On future exports, one may negotiate the prices suitably, says T N C Rajagopalan

T N C Rajagopalan 


We are a manufacturer-exporter of fasteners and steel wire nails, exporting to the US and other countries. Lately, buyers have started pressuring us to reimburse the incentive amount received from the Indian government, ie, reimbursement of the amount received as duty drawback and reimbursement of duty credits received under the (MEIS). Is there any provision in Indian law, which restricts us from passing on these incentives?

I don’t think you can do much about past exports because any refund of export proceeds or remittance on account of claims from buyers can be done only if you surrender proportionate export incentives. On future exports, you may negotiate the prices suitably.

As merchant exporters, we purchased goods from a local manufacturer at 0.1 per cent under CGST notification no. 40/2017-CT (Rate) dated October 23, 2017. By mistake, while exporting, we failed to notify the name, number and supply invoice details of the local manufacturer in the shipping bill. What is the remedy now?

Your best bet is under Section 149 of the Customs Act, 1962, which allows amendment of the shipping bill on the basis of documents that existed at the time of export.

We were using circular number 58/2004-Cus dated October 21, 2004, as amended, for bank guarantee (BG) exemption for imports under advance licence and export promotion capital goods (EPCG) schemes. Normally, a certificate as per Para 3.1(e) of that circular attested by Excise was very convenient to satisfy the Customs. Now, after GST, this certificate is not possible, as the jurisdictional authorities say they have no instructions. Is there any other notification or instruction that we can use for exemption from BG?

I am afraid there is no fresh instruction from the Central Board of Indirect Taxes and Customs (CBIC) on this matter after introduction of GST. You may write to CBIC asking for fresh instructions. In the meantime, you may approach the higher authorities in the GST office and see if they are able to give the certificate as required.

We are an electronic hardware technology parks (EHTP) unit, manufacturing electronic hardware items. When we re-import defective items (exported earlier by us) for repair and return under Sl. No. 14 of Annexure I of customs notification no. 52/2003, our Central Tax officer insists that we should pay back the benefit availed at the time of export, as per public Notice No. 17/2015-20 dated July 3, 2018, whereas in many of our re-import cases we give advance replacements to the customer and later re-import the defective items. Here there is no foreign exchange loss to the government. In this situation do we have to pay back the benefit availed on export? I request your clarification on this.
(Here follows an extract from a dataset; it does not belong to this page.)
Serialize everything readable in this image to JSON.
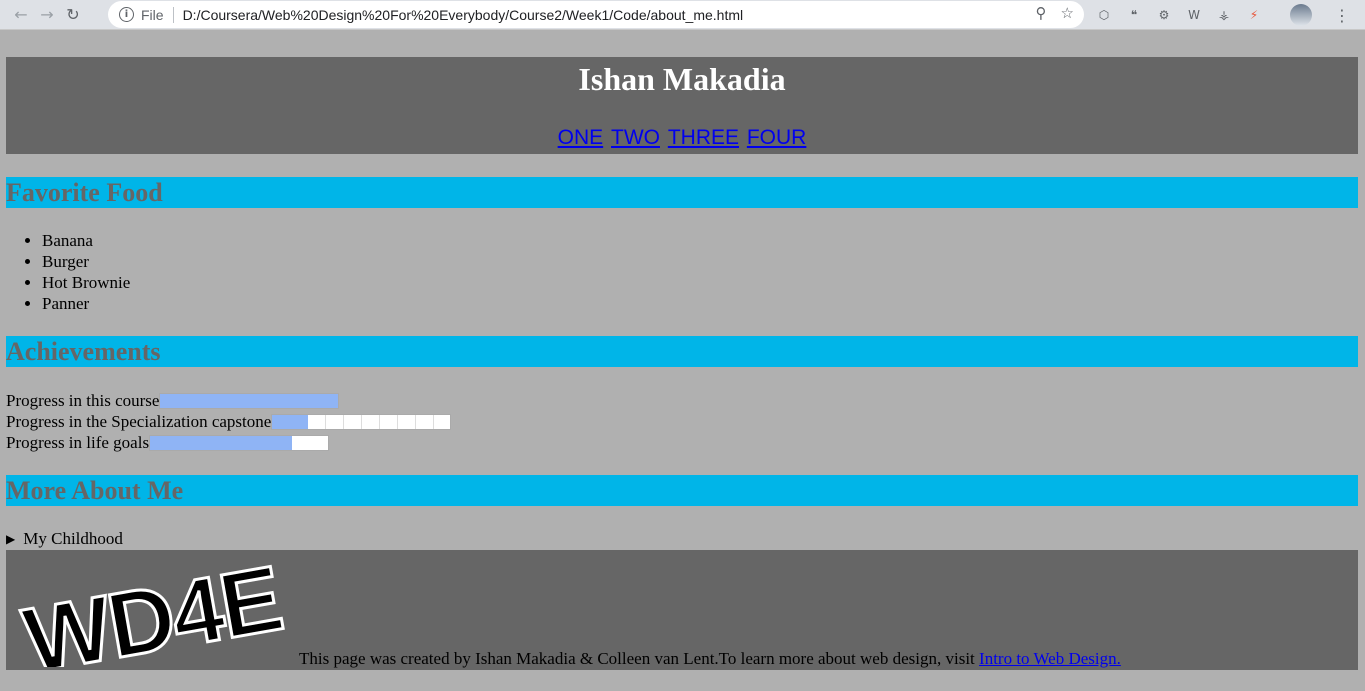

This problem, faced by all parties who give free replacements before re-importing the exported goods, is not specifically addressed under any notification or instruction of the DGFT or the Customs. I suggest you represent the difficulty to the DGFT.

First Published: Mon, January 14 2019. 23:45 IST